▼▼▼
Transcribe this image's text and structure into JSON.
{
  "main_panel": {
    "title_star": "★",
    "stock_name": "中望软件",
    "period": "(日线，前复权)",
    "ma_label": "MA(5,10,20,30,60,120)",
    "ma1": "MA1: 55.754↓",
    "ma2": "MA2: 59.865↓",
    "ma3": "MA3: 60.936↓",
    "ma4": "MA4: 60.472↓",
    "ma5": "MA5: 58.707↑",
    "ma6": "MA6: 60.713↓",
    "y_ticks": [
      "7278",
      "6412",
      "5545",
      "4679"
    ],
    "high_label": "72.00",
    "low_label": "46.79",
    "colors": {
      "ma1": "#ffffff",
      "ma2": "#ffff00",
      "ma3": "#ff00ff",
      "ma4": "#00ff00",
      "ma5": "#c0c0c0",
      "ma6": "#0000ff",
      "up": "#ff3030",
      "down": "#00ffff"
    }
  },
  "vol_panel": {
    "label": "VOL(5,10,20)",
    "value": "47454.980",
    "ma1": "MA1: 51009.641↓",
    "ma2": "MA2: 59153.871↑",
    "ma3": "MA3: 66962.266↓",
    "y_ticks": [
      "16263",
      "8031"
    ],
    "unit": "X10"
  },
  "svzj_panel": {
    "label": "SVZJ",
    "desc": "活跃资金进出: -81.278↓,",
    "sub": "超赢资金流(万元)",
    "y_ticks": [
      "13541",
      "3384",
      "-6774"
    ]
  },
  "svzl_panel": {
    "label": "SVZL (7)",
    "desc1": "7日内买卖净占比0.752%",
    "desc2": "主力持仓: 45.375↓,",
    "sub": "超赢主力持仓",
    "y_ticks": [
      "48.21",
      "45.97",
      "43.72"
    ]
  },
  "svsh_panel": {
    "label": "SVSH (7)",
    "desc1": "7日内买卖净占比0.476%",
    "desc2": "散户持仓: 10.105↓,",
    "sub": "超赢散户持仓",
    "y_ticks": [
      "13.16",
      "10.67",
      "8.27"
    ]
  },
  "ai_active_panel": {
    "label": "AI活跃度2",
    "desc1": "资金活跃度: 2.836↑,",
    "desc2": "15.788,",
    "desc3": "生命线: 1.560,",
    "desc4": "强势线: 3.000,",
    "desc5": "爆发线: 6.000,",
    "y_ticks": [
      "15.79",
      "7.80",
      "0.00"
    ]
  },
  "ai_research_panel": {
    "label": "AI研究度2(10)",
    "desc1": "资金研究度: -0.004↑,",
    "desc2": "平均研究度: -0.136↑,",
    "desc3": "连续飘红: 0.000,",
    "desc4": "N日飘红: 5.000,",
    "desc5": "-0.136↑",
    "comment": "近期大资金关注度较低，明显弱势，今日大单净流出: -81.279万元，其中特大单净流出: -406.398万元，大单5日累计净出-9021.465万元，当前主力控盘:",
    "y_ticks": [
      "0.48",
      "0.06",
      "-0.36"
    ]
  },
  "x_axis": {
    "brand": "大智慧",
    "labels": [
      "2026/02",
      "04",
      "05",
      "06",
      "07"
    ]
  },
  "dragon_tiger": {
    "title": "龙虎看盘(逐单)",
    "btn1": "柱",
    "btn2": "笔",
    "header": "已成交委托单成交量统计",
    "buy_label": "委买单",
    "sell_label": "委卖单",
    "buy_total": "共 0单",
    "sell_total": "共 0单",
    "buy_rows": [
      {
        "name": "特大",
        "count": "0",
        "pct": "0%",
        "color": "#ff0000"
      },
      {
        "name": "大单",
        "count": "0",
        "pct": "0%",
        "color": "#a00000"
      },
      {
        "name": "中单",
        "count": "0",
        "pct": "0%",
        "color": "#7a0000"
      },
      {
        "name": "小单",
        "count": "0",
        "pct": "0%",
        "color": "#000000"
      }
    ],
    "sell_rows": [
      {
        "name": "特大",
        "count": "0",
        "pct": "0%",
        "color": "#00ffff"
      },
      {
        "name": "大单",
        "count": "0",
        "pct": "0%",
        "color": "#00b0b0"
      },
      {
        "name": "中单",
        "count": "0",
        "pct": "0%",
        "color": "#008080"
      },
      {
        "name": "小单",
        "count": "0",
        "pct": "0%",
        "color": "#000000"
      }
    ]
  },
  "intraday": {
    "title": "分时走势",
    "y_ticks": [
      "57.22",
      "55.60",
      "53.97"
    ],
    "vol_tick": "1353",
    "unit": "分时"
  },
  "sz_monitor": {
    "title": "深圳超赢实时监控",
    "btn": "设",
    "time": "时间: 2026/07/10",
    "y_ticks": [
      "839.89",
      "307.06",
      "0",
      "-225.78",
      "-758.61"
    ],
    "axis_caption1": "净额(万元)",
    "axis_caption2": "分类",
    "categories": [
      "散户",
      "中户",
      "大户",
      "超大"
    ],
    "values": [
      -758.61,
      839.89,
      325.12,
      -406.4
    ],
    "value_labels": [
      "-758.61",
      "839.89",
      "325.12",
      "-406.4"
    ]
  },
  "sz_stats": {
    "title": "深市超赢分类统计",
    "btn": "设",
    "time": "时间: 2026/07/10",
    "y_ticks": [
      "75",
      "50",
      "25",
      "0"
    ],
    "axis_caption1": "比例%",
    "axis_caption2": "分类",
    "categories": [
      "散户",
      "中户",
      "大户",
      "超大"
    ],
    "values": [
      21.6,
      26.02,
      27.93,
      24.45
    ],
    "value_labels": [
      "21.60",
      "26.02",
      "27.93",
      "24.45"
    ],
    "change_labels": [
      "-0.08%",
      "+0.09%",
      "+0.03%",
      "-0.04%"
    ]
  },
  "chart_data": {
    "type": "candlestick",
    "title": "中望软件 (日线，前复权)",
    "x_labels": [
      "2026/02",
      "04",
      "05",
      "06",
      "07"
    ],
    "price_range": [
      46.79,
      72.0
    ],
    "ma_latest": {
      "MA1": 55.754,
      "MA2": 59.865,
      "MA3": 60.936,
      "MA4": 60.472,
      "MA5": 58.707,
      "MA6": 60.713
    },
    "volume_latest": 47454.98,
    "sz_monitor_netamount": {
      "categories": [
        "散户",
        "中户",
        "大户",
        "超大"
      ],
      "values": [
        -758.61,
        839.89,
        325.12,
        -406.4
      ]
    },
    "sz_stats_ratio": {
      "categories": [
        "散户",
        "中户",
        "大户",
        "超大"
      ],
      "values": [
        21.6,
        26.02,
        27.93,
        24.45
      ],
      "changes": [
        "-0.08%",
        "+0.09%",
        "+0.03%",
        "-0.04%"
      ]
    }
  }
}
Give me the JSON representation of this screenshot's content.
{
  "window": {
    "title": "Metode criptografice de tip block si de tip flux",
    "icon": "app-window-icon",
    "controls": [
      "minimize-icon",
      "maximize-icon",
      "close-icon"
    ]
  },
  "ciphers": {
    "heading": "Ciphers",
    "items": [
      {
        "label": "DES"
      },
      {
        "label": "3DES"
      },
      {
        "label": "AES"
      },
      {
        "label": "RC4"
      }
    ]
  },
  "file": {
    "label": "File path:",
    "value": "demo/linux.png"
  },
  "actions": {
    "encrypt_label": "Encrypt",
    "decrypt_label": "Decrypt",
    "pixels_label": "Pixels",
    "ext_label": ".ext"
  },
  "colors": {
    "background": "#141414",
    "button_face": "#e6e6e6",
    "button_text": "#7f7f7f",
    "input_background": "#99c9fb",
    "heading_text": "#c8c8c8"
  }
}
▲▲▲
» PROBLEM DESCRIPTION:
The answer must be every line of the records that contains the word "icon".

» EXERCISE RESPONSE:
    "icon": "app-window-icon",
      "minimize-icon",
      "maximize-icon",
      "close-icon"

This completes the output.